- Science: Prepare the soil mixing it with natural organic fertilizers and/or compost before planting. Do daily observations of your kalo and other things in the ʻāina. You can record this data along with measurements on a data table or use our Kilo Journal.
- English: Write poems, reflections, or short stories about your māla and the food you are growing. Write an argumentative essay or constructed response about the importance of food sovereignty and growing our own food.
- Social Studies: Research the konohiki, ahupuaʻa, and moku systems in Hawaiʻi and the self-sufficiency of traditional Hawaiian land management.
- What have you learned about what your plants need to stay healthy? How do they respond to different things you have or have not done?
- How are tasks like watering and pulling weeds essential to the healthy growth of your plants? What happens when you do or don’t do these things?

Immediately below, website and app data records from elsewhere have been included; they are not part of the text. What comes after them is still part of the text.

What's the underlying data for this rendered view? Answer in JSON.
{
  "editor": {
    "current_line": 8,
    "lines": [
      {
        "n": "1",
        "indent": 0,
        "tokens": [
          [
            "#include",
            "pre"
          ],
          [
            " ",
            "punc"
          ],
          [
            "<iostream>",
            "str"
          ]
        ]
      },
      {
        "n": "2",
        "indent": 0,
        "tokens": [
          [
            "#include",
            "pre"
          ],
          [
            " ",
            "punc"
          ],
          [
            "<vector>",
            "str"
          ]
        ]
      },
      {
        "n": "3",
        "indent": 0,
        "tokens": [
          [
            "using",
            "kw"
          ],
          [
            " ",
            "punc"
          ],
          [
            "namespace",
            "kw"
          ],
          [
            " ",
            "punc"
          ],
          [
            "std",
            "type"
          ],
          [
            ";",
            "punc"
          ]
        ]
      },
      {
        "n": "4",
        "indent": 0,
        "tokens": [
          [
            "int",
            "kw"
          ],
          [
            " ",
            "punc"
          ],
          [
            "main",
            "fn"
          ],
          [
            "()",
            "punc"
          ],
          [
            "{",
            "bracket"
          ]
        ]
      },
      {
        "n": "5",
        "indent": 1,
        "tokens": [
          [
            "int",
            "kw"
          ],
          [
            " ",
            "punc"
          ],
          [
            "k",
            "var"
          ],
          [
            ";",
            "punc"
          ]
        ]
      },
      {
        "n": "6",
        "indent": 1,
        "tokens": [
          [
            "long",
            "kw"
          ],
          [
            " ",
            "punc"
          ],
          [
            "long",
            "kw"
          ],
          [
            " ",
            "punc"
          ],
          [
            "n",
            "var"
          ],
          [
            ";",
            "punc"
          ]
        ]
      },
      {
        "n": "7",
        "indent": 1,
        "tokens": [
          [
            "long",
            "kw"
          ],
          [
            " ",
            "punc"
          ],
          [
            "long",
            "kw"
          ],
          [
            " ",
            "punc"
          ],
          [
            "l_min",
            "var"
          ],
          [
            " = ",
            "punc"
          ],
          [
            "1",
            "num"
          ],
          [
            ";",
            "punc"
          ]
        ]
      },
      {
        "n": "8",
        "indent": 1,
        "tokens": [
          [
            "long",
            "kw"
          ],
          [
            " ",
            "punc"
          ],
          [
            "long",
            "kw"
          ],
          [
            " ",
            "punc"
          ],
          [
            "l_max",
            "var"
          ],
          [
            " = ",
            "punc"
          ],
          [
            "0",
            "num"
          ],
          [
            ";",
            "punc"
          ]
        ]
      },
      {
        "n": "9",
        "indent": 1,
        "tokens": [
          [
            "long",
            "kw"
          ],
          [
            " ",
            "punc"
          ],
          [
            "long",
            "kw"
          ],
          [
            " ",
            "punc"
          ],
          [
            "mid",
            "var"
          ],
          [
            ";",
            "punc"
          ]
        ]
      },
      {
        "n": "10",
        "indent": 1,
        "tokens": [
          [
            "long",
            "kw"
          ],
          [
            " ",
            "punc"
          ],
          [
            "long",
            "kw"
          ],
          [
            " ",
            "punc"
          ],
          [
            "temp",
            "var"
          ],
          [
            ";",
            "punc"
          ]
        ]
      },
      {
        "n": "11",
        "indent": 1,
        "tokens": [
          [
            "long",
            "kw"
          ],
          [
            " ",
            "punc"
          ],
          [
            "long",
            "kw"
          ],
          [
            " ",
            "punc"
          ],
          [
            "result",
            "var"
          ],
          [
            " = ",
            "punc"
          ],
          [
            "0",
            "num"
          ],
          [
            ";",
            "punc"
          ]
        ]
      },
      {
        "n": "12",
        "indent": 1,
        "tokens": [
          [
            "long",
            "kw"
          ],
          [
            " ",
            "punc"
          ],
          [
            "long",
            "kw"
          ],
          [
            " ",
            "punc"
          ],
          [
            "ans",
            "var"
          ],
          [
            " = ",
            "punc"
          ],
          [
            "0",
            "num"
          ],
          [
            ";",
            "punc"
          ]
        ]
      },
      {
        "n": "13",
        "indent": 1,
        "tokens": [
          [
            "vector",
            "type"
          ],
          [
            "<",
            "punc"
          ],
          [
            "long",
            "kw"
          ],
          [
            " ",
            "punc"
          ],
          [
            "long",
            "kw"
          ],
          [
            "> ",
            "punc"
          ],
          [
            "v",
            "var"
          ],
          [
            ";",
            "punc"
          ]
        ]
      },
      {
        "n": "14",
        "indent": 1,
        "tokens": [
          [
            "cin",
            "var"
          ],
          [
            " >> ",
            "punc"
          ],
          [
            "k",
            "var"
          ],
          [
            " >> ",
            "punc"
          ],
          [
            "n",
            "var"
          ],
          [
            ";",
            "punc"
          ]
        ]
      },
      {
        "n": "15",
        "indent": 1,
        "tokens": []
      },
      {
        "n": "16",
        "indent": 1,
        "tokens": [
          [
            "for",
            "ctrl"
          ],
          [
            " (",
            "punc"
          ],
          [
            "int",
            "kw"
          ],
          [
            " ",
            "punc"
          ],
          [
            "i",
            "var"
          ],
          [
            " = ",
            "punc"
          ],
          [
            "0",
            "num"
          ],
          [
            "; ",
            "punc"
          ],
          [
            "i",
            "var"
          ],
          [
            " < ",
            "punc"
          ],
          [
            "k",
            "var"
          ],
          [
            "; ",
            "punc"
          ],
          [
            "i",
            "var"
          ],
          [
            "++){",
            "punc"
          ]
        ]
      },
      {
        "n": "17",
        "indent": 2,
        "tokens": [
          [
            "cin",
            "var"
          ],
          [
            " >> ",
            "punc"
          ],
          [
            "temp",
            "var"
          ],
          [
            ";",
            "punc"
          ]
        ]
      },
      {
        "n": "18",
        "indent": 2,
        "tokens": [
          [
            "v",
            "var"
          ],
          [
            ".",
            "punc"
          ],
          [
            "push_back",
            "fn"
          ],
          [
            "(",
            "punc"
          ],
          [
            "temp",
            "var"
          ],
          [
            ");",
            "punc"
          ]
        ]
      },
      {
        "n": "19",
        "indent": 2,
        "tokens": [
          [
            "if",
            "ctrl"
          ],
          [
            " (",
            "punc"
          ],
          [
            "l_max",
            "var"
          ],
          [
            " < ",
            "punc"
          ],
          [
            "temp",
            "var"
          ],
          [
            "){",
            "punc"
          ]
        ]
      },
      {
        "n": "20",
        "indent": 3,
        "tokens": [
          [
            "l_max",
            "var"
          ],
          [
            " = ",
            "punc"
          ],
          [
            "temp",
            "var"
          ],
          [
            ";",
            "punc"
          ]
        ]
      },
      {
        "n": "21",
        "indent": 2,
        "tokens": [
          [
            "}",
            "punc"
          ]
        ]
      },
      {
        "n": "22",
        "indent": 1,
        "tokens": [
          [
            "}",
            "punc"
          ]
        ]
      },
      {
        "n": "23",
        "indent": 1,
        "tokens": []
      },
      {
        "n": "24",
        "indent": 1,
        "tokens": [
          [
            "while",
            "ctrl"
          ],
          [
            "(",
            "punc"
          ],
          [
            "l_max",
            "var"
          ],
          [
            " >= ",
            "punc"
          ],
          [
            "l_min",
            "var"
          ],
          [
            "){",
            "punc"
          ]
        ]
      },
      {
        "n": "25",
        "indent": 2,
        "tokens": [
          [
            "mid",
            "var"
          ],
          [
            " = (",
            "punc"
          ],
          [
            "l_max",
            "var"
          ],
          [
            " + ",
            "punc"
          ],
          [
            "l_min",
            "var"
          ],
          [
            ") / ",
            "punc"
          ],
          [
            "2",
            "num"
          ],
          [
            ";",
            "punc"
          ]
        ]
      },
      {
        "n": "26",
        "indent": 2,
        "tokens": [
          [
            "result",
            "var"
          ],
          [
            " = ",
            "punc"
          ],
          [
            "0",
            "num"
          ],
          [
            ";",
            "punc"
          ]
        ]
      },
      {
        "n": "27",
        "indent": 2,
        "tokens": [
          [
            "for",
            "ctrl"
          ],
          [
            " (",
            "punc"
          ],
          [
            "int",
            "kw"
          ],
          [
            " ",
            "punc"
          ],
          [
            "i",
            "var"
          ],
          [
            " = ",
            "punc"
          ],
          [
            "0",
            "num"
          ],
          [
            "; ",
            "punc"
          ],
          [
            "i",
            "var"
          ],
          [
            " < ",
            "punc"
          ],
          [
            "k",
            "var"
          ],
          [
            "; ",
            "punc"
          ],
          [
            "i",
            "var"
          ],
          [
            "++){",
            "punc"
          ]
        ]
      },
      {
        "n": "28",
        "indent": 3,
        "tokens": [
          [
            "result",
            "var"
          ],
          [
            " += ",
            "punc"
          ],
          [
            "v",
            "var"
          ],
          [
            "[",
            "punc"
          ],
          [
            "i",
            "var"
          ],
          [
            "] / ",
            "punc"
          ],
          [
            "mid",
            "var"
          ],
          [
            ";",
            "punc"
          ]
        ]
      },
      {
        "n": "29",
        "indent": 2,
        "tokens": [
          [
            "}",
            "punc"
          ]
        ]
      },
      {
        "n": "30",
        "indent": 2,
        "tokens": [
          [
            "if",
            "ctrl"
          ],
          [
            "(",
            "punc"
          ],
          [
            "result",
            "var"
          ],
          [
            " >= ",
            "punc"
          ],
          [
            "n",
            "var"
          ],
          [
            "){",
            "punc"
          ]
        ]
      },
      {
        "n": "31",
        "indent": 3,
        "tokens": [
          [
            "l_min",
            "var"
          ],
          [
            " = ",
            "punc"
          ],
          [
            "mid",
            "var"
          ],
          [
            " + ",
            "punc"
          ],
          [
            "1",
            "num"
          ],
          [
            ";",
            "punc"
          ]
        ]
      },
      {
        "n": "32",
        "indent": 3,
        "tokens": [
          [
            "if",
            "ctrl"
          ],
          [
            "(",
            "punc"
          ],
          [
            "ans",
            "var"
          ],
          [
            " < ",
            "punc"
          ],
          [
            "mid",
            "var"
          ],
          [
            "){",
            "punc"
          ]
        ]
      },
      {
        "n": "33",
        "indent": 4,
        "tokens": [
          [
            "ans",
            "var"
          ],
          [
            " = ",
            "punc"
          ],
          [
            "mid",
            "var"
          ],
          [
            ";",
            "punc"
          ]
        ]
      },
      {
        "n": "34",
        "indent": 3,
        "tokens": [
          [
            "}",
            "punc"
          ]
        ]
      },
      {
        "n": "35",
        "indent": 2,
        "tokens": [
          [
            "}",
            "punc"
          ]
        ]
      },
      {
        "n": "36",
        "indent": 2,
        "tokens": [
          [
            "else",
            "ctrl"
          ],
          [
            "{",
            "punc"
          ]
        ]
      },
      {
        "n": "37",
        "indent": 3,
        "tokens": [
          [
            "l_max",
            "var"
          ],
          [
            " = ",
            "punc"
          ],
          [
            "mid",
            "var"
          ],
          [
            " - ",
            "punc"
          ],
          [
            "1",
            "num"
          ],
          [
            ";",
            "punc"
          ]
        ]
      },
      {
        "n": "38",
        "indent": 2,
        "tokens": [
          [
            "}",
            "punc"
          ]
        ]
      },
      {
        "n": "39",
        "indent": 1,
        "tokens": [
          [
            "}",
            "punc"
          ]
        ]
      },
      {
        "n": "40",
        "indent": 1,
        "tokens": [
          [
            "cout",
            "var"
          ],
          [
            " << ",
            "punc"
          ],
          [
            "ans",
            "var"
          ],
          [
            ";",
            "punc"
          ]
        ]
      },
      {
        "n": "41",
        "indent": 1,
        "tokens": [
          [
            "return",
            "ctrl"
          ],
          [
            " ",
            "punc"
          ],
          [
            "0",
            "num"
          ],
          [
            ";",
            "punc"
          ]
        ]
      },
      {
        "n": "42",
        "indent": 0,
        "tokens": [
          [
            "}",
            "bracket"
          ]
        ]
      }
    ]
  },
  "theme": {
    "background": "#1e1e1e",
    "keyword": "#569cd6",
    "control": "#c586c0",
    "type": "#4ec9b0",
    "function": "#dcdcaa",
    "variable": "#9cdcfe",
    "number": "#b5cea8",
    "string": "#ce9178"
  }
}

- How might caring for those plants also help you, your family, and your community to thrive?
- Do you notice a shift in your own demeanor when you see your plants thriving?
- What do you think would happen if you were not there to care for your māla? How would its health be affected? How would you be affected as well?
- Sterling & Summers. 1978. Sites of Oahu
- Pukui, Elbert & Mookini. 1974. Place Names of Hawaiʻi
- Akana & Gonzales. 2015. Hānau Ka Ua
- Hawaiian Dictionary
- Hawaiian Language Newspapers
- Hawaiʻinuiākea School of Hawaiian Knowledge Resources
- Pictures & Other Documents
- Bishop Museum Archives
- Hawaiʻi State Archives:
- Photograph Collection: https://ags.hawaii.gov/archives/about-us/photograph-collection/
- Ulukau Hawaiian Electronic Library: http://ulukau.org/
- For information relating to KAILUA, click here.
- How do those activities strengthen your connection with wai?
- How do these connections strengthen your overall health and the health of ʻāina?
*Pukui, M. K., & Varez, D. (1983). ʻŌlelo Noʻeau: Hawaiian Proverbs & poetical sayings. Honolulu, Hawai’i: Bishop Museum Press.
Content on this page was written and compiled by Danielle Espiritu, Education Specialist